Exercise ->
Repeat the entries that follow verbatim, without any of their pictures.

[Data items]
[Start of section]
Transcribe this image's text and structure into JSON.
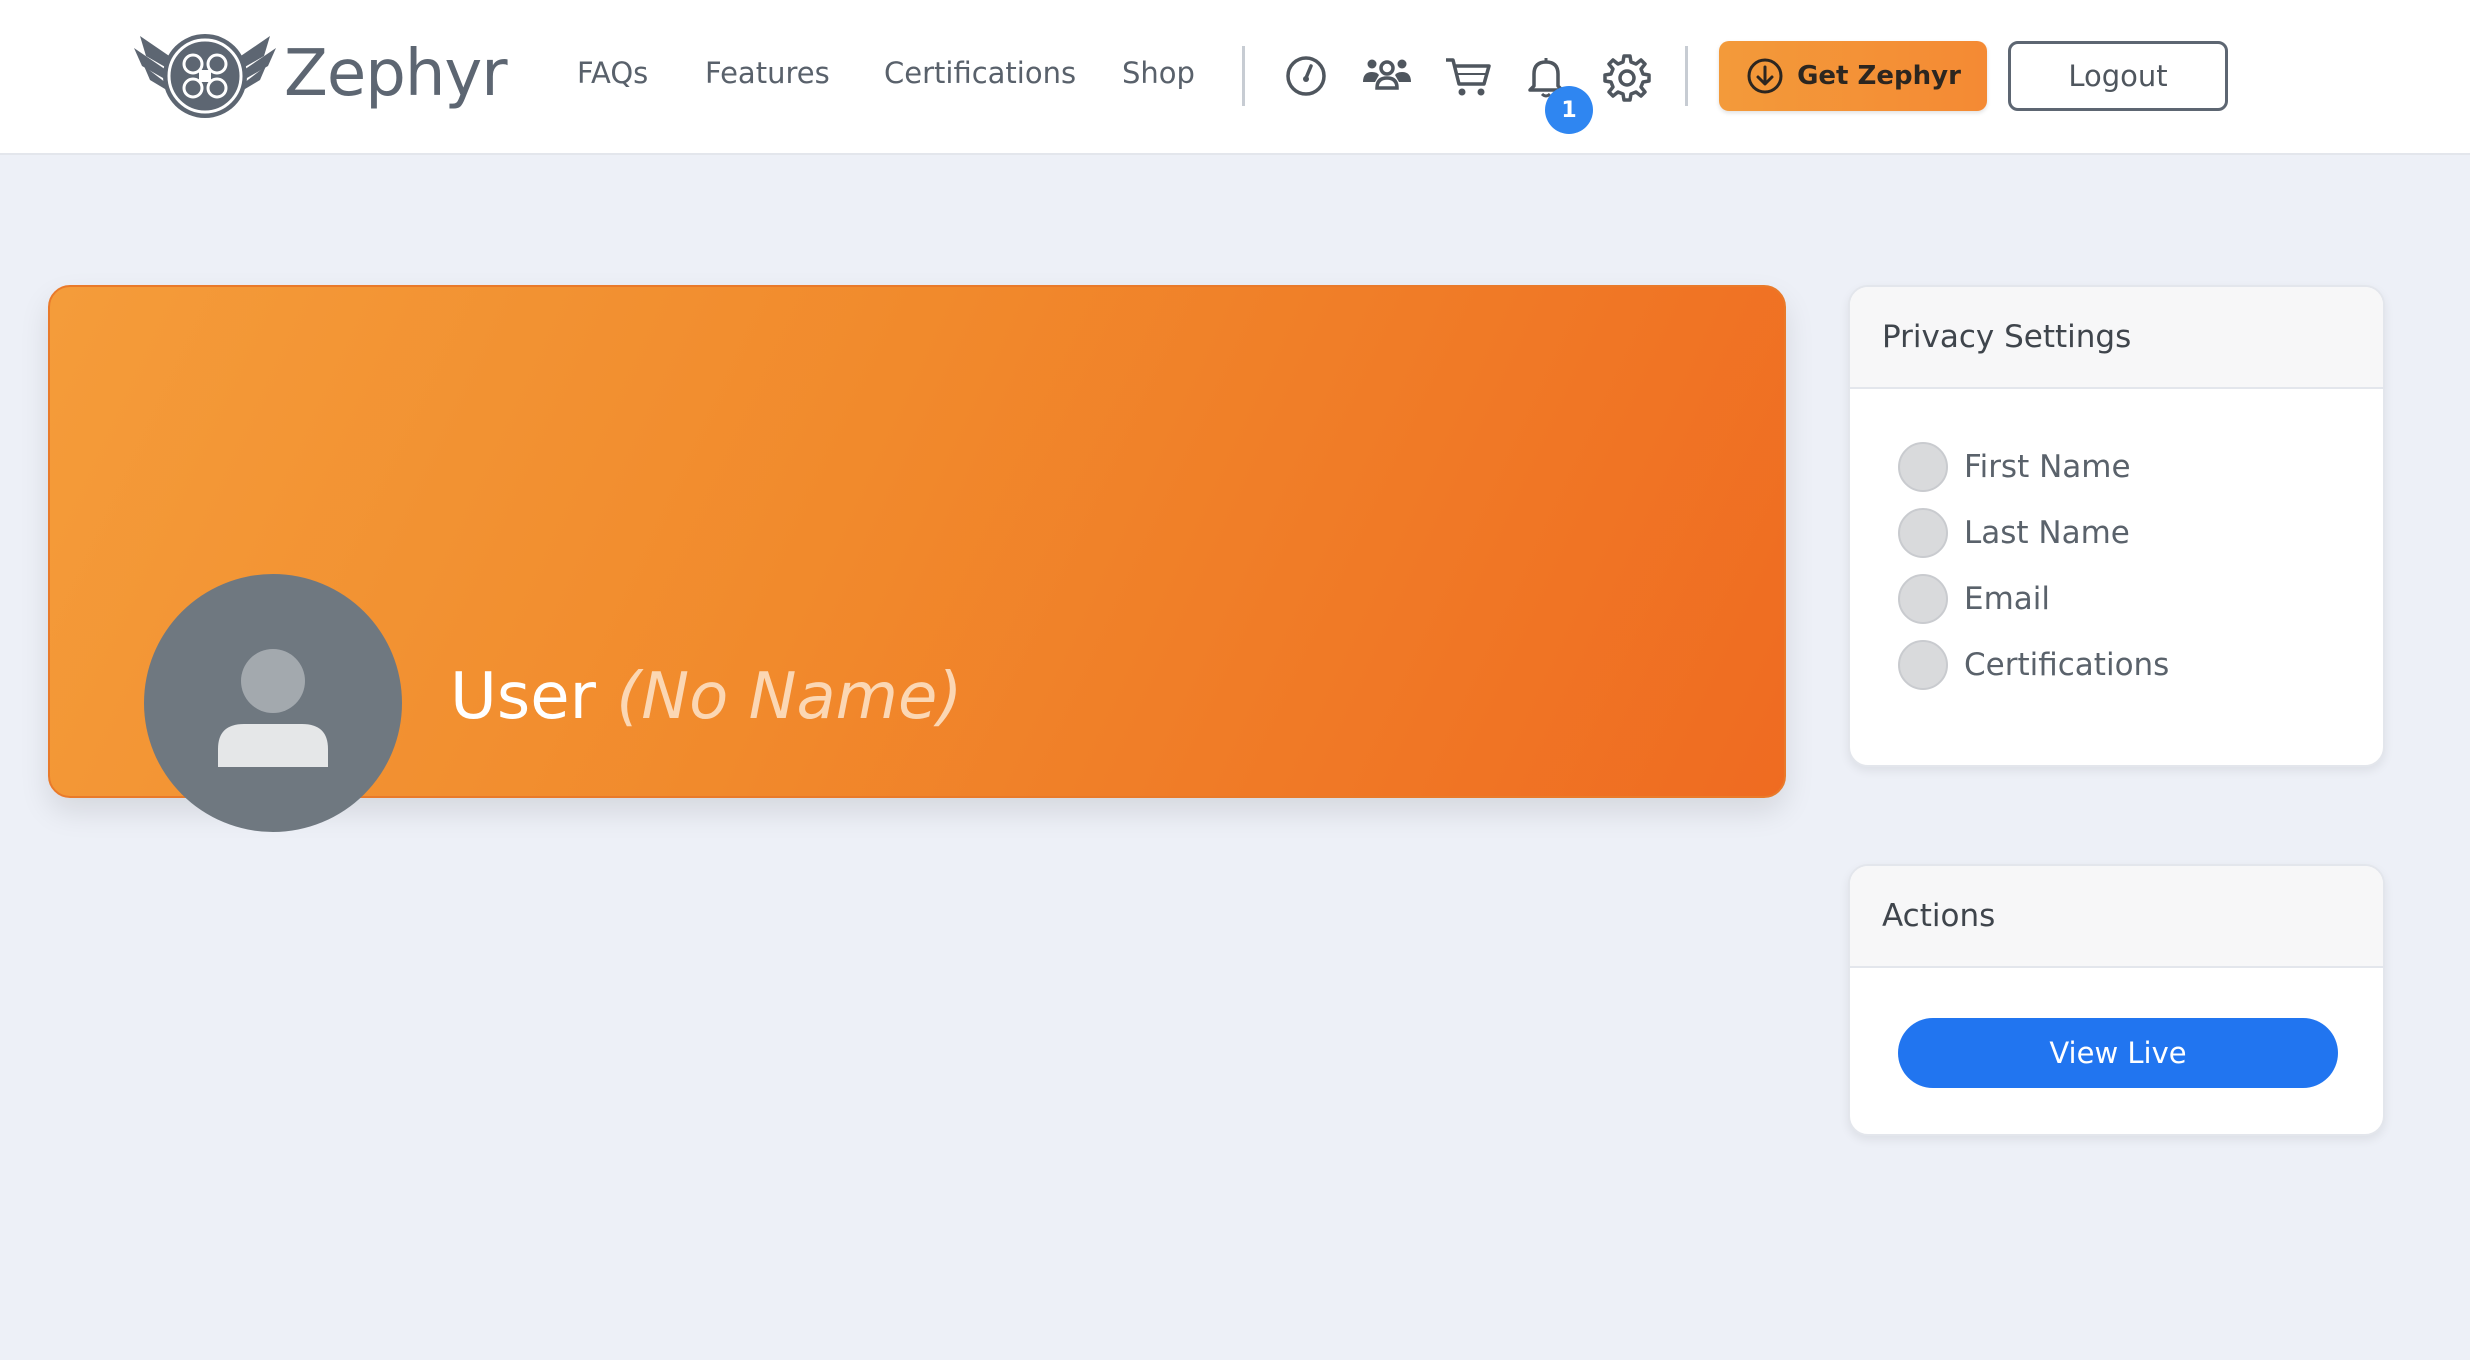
{
  "brand": {
    "name": "Zephyr"
  },
  "nav": {
    "links": [
      "FAQs",
      "Features",
      "Certifications",
      "Shop"
    ],
    "icons": [
      "speedometer-icon",
      "users-icon",
      "cart-icon",
      "bell-icon",
      "gear-icon"
    ],
    "notification_count": "1",
    "get_label": "Get Zephyr",
    "logout_label": "Logout"
  },
  "profile": {
    "label": "User",
    "name_placeholder": "(No Name)"
  },
  "privacy": {
    "title": "Privacy Settings",
    "items": [
      "First Name",
      "Last Name",
      "Email",
      "Certifications"
    ]
  },
  "actions": {
    "title": "Actions",
    "view_live_label": "View Live"
  },
  "colors": {
    "accent_orange": "#f18a2c",
    "primary_blue": "#2175f0",
    "badge_blue": "#2f86f1",
    "page_bg": "#edf0f7"
  }
}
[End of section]
Problem solution ->
Transcribe this image's text and structure into JSON.
{
  "brand": {
    "name": "Zephyr"
  },
  "nav": {
    "links": [
      "FAQs",
      "Features",
      "Certifications",
      "Shop"
    ],
    "icons": [
      "speedometer-icon",
      "users-icon",
      "cart-icon",
      "bell-icon",
      "gear-icon"
    ],
    "notification_count": "1",
    "get_label": "Get Zephyr",
    "logout_label": "Logout"
  },
  "profile": {
    "label": "User",
    "name_placeholder": "(No Name)"
  },
  "privacy": {
    "title": "Privacy Settings",
    "items": [
      "First Name",
      "Last Name",
      "Email",
      "Certifications"
    ]
  },
  "actions": {
    "title": "Actions",
    "view_live_label": "View Live"
  },
  "colors": {
    "accent_orange": "#f18a2c",
    "primary_blue": "#2175f0",
    "badge_blue": "#2f86f1",
    "page_bg": "#edf0f7"
  }
}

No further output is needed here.